:: Problem to work on ::
Each of the records below must be reproduced exactly.

:: Materials provided ::
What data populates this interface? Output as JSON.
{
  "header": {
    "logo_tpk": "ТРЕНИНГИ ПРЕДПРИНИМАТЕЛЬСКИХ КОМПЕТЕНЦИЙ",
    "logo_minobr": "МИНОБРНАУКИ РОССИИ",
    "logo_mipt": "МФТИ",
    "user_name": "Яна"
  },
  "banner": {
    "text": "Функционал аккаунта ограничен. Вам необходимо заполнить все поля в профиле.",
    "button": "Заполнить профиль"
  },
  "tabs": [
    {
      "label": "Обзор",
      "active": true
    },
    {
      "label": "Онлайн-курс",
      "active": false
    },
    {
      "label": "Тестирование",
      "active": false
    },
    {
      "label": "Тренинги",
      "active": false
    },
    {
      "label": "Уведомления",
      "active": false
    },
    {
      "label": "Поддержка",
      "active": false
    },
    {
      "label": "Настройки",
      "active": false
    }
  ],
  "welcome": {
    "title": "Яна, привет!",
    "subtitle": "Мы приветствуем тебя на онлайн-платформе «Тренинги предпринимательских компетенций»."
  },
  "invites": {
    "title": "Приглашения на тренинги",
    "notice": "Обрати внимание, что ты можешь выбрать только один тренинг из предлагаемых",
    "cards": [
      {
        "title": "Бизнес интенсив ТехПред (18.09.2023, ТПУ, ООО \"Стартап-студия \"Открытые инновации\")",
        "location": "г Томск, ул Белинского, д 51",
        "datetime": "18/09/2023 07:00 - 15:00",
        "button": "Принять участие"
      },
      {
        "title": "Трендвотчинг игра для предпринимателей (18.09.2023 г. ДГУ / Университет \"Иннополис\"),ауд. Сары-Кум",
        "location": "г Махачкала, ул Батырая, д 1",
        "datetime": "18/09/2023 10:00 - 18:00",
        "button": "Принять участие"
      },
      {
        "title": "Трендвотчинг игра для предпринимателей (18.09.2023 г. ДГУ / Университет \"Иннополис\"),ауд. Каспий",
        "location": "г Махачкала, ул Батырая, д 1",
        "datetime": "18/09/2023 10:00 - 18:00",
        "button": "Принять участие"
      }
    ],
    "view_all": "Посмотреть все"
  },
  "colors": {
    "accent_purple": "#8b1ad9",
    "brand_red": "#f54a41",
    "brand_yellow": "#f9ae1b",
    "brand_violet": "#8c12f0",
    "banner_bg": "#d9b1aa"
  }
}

:: Written response ::
What data populates this interface? Output as JSON.
{
  "header": {
    "logo_tpk": "ТРЕНИНГИ ПРЕДПРИНИМАТЕЛЬСКИХ КОМПЕТЕНЦИЙ",
    "logo_minobr": "МИНОБРНАУКИ РОССИИ",
    "logo_mipt": "МФТИ",
    "user_name": "Яна"
  },
  "banner": {
    "text": "Функционал аккаунта ограничен. Вам необходимо заполнить все поля в профиле.",
    "button": "Заполнить профиль"
  },
  "tabs": [
    {
      "label": "Обзор",
      "active": true
    },
    {
      "label": "Онлайн-курс",
      "active": false
    },
    {
      "label": "Тестирование",
      "active": false
    },
    {
      "label": "Тренинги",
      "active": false
    },
    {
      "label": "Уведомления",
      "active": false
    },
    {
      "label": "Поддержка",
      "active": false
    },
    {
      "label": "Настройки",
      "active": false
    }
  ],
  "welcome": {
    "title": "Яна, привет!",
    "subtitle": "Мы приветствуем тебя на онлайн-платформе «Тренинги предпринимательских компетенций»."
  },
  "invites": {
    "title": "Приглашения на тренинги",
    "notice": "Обрати внимание, что ты можешь выбрать только один тренинг из предлагаемых",
    "cards": [
      {
        "title": "Бизнес интенсив ТехПред (18.09.2023, ТПУ, ООО \"Стартап-студия \"Открытые инновации\")",
        "location": "г Томск, ул Белинского, д 51",
        "datetime": "18/09/2023 07:00 - 15:00",
        "button": "Принять участие"
      },
      {
        "title": "Трендвотчинг игра для предпринимателей (18.09.2023 г. ДГУ / Университет \"Иннополис\"),ауд. Сары-Кум",
        "location": "г Махачкала, ул Батырая, д 1",
        "datetime": "18/09/2023 10:00 - 18:00",
        "button": "Принять участие"
      },
      {
        "title": "Трендвотчинг игра для предпринимателей (18.09.2023 г. ДГУ / Университет \"Иннополис\"),ауд. Каспий",
        "location": "г Махачкала, ул Батырая, д 1",
        "datetime": "18/09/2023 10:00 - 18:00",
        "button": "Принять участие"
      }
    ],
    "view_all": "Посмотреть все"
  },
  "colors": {
    "accent_purple": "#8b1ad9",
    "brand_red": "#f54a41",
    "brand_yellow": "#f9ae1b",
    "brand_violet": "#8c12f0",
    "banner_bg": "#d9b1aa"
  }
}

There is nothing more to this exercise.